■ The data

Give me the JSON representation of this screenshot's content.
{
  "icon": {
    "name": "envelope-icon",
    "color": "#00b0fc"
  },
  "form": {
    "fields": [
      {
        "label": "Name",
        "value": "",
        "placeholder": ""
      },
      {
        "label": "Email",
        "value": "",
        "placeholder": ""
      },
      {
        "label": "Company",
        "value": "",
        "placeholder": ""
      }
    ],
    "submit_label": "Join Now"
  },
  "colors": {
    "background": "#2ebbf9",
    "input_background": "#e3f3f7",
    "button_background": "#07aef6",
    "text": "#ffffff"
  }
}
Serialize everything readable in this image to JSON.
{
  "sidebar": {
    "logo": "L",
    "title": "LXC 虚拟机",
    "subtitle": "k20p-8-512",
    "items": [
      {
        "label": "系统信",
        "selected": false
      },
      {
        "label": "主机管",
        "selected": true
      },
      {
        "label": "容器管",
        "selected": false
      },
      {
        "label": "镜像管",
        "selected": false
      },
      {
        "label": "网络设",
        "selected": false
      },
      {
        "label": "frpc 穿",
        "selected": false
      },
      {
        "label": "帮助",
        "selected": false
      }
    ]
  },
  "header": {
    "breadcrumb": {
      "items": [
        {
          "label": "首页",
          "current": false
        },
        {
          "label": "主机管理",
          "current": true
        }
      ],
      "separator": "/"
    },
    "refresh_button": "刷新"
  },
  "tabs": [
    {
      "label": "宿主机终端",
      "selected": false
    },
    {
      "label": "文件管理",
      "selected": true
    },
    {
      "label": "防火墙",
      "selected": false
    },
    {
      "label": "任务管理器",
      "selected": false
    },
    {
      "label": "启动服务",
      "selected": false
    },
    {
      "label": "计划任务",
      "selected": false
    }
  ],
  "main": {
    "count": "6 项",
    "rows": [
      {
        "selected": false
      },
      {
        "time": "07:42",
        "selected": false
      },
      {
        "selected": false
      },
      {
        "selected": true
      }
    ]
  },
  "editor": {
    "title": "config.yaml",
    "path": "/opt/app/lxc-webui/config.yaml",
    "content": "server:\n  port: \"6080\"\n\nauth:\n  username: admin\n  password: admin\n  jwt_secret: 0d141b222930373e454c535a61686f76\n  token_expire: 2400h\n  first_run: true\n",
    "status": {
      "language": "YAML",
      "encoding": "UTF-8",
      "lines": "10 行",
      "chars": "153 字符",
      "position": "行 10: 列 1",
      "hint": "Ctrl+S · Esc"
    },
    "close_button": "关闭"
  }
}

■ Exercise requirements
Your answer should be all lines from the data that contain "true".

■ Exercise answer
        "selected": true
          "current": true
      "selected": true
        "selected": true
    "content": "server:\n  port: \"6080\"\n\nauth:\n  username: admin\n  password: admin\n  jwt_secret: 0d141b222930373e454c535a61686f76\n  token_expire: 2400h\n  first_run: true\n",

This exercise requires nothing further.